Other specific symptoms are described below.
HACE (High Altitude Cerebral Edema)
This is the accumulation of water in or around the brain. Symptoms may include:
- severe headache, often worse when lying down, not relieved by mild analgesics
- nausea or vomiting which may be severe and persistent
- dizziness, loss of coordination, staggering, falling, inability to do the “heel-to-toe walking”, inability to tie shoelaces, etc
- blurred or double vision, seeing haloes around objects
- loss of mental abilities (eg: memory, arithmetic)
- confusion, hallucinations
- change of behavior (eg: aggression, apathy)
- drowsiness, difficult to rouse, coma
Note: Any one of these symptoms is proof of HACE
HAPE (High Altitude Pulmonary Edema)
This is the accumulation of water in the lungs. Symptoms may include:
- cough with or without frothy sputum which may be blood-stained (“rusty” colour)
- severe breathlessness on exertion breathlessness at rest (normal respiration rate is 12/14 breaths per minute at rest at sea level, slightly faster at altitude)
- severe fatigue
- drowsiness, difficult to rouse, coma
- blueness or darkness in face, lips or tongue

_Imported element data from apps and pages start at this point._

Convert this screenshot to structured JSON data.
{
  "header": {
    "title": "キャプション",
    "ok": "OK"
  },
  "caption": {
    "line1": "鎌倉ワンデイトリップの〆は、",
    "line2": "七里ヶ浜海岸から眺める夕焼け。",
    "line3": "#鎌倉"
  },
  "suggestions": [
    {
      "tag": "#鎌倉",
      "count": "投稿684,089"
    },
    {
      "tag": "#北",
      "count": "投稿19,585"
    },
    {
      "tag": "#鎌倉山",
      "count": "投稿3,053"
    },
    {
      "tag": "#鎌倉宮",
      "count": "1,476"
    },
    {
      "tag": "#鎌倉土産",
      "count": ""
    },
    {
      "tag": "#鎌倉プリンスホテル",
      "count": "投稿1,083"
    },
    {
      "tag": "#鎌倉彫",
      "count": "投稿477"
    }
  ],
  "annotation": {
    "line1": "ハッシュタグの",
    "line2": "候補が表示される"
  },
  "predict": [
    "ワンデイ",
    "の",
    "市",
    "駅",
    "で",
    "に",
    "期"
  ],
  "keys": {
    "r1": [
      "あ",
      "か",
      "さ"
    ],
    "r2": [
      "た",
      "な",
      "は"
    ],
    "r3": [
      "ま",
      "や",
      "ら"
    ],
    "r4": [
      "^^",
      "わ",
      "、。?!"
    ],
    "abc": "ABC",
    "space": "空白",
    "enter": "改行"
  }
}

- “wet” sounds in the lungs on deep inspiration: place your ear on the bare skin on the patient’s back below the shoulder blades. compare with a healthy person.
Note: Any one of these symptoms is proof of HAPE
Treatment of Severe AMS
- descend immediately
- descend as low as possible (at least 500/1500 feet)
- if descent is not possible, the use of a pressure bag will help alleviate
- the symptoms, at least temporarily, until the victim can descend. A pressure bag is not a substitute for going down, which is always the preferred treatment, but it will simulate a descent of approximately 2000m. (6000ft)
- If the symptoms are severe or worsening, the victim must descend after treatment.
- if the victim is turning blue or lapsing into a coma, give them EAR (mouth to mouth resuscitation) before placing in the bag. Do not wait for them to stop breathing before doing this
- Some drugs, such as Nefidipine (20 mg at once, followed by 10 mg 6-hourly) for HAPE and Dexamethasone (8 mg at once, followed by 4 mg 6-hourly) for HACE, may help with symptoms of severe AMS. However, these drugs will not cure the condition. The only treatment of severe AMS is to descend.